[What is required]
Report back every line of the entries that contains "screenshot", exactly as written.

[Given information]

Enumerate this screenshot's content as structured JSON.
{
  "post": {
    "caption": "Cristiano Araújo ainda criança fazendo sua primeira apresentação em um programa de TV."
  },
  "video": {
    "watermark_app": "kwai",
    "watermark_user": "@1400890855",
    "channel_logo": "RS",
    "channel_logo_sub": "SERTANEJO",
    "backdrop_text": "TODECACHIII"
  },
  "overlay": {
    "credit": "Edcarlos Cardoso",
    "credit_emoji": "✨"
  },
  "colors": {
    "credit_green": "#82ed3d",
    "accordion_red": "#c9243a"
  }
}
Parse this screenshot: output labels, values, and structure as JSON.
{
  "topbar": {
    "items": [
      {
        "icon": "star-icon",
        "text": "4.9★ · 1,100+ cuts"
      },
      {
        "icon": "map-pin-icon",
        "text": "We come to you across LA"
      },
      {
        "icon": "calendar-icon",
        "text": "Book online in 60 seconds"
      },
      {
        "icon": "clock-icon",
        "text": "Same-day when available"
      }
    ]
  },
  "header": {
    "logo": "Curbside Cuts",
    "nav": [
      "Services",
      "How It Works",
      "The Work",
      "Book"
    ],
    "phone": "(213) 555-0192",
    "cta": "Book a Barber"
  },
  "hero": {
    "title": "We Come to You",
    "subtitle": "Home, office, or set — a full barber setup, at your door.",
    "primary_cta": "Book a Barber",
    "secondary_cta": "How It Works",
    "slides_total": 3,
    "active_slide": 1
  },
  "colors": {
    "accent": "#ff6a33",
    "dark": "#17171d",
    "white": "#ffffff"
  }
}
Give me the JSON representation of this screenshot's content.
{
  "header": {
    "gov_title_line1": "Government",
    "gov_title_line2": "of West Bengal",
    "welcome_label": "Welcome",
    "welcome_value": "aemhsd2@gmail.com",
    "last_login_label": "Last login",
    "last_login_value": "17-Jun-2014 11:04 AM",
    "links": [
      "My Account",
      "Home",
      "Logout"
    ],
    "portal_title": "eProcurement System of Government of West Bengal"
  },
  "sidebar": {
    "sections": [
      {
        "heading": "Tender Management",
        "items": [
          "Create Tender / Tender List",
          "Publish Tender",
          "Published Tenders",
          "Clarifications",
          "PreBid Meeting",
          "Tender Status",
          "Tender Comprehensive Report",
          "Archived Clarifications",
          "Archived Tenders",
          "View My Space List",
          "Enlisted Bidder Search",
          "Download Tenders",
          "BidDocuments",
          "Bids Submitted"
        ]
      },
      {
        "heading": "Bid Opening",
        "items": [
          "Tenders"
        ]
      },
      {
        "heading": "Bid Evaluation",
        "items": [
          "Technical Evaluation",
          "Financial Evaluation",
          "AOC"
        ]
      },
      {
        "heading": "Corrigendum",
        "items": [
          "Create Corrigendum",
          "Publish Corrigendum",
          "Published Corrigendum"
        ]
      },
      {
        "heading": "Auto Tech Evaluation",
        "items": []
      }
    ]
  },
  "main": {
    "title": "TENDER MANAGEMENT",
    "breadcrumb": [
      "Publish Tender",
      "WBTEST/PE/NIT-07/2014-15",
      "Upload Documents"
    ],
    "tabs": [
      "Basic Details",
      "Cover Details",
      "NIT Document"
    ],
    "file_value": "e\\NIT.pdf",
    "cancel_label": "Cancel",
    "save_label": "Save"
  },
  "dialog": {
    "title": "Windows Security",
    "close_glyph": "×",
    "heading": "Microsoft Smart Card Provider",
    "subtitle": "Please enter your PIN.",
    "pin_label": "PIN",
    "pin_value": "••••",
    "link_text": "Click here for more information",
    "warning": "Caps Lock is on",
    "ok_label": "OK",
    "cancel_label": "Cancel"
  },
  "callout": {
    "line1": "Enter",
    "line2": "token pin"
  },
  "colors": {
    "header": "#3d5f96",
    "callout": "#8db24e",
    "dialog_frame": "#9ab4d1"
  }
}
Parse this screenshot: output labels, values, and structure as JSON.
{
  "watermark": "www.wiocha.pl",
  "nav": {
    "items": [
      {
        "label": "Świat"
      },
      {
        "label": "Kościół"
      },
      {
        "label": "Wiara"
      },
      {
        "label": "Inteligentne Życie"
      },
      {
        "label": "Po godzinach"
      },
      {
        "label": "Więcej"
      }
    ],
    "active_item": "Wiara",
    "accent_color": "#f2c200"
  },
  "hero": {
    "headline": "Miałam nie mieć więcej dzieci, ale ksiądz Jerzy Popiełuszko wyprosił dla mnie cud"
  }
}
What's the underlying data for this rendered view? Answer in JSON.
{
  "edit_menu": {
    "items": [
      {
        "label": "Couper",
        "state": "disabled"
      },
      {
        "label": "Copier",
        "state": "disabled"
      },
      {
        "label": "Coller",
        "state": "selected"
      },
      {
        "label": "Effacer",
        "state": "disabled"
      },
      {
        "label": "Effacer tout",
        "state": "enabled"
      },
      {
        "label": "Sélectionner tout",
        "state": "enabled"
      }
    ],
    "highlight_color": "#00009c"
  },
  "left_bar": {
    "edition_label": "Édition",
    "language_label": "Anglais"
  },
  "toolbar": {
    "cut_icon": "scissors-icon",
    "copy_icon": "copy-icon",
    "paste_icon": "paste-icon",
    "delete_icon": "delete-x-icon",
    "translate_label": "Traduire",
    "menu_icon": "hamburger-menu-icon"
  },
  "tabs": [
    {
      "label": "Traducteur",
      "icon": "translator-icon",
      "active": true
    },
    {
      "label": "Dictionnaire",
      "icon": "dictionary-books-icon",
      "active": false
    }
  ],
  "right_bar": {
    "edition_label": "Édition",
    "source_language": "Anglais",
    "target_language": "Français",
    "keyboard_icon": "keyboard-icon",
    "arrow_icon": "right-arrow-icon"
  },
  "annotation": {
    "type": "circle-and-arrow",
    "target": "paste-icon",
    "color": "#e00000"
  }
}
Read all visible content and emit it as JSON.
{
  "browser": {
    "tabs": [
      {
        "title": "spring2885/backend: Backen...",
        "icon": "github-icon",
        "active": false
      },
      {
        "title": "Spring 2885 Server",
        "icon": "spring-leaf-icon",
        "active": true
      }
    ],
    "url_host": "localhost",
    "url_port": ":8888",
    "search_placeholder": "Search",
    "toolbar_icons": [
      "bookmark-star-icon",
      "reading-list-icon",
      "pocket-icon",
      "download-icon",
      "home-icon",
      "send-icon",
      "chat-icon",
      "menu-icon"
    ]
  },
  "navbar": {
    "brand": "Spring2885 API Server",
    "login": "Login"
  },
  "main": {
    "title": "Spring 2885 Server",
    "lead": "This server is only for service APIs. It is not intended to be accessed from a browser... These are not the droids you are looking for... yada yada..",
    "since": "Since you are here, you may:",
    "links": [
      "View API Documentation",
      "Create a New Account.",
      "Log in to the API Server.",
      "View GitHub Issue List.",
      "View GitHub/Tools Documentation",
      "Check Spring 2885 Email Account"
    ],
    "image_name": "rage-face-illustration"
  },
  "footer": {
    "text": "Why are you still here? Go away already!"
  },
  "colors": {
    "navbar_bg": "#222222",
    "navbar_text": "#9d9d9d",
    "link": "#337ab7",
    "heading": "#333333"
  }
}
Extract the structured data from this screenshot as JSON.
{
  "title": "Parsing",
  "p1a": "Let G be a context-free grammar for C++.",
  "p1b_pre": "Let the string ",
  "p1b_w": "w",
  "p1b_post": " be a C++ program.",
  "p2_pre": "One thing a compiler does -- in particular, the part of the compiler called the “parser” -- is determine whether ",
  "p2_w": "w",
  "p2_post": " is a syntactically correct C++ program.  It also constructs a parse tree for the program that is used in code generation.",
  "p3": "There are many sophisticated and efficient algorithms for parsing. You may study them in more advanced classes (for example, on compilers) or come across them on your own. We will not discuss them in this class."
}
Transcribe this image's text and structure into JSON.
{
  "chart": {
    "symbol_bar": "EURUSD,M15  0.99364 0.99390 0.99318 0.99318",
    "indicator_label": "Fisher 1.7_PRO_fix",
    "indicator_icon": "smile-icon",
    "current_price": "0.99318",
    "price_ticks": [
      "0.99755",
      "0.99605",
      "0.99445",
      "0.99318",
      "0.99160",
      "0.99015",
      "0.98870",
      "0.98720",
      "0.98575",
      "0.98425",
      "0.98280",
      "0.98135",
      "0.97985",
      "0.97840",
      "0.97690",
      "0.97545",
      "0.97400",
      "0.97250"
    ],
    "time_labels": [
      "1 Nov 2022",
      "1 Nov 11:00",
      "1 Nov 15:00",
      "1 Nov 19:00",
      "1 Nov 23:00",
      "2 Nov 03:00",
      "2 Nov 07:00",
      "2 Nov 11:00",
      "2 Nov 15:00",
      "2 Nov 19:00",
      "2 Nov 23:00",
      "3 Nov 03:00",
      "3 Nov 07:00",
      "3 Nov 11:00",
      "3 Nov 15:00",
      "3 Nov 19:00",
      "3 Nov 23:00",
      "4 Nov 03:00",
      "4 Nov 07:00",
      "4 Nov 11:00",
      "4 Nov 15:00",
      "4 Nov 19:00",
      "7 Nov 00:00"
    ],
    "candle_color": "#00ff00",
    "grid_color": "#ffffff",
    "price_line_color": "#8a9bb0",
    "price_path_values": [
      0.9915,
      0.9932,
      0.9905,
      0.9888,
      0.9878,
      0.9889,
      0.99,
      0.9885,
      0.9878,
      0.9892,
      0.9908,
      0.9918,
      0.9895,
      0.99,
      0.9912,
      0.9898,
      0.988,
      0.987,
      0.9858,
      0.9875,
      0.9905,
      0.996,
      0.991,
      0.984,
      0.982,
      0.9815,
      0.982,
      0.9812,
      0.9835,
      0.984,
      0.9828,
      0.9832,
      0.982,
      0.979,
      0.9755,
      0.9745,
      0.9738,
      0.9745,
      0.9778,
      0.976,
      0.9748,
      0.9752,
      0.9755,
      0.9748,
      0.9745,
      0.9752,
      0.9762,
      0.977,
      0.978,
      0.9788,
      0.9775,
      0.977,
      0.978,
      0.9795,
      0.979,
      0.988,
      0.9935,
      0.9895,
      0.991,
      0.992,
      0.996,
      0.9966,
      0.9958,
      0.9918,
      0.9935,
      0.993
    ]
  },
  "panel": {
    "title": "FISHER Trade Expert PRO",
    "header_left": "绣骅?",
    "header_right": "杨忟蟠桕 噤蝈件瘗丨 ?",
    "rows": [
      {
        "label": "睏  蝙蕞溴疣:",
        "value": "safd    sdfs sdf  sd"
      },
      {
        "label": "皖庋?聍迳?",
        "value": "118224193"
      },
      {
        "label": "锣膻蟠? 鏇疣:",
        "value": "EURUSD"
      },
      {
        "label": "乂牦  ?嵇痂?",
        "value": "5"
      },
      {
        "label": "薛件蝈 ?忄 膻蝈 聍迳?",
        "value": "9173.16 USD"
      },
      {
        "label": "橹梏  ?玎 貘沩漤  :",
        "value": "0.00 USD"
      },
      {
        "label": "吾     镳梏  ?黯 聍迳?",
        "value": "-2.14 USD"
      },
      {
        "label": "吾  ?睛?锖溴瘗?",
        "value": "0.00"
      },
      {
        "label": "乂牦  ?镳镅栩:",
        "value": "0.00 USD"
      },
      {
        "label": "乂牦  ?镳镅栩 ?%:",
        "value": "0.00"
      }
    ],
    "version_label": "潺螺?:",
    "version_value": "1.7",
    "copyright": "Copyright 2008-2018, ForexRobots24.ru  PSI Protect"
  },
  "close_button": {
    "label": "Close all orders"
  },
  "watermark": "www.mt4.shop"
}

[Answer to this problem]
Enumerate this screenshot's content as structured JSON.
Parse this screenshot: output labels, values, and structure as JSON.
Give me the JSON representation of this screenshot's content.
Parse this screenshot: output labels, values, and structure as JSON.
Extract the structured data from this screenshot as JSON.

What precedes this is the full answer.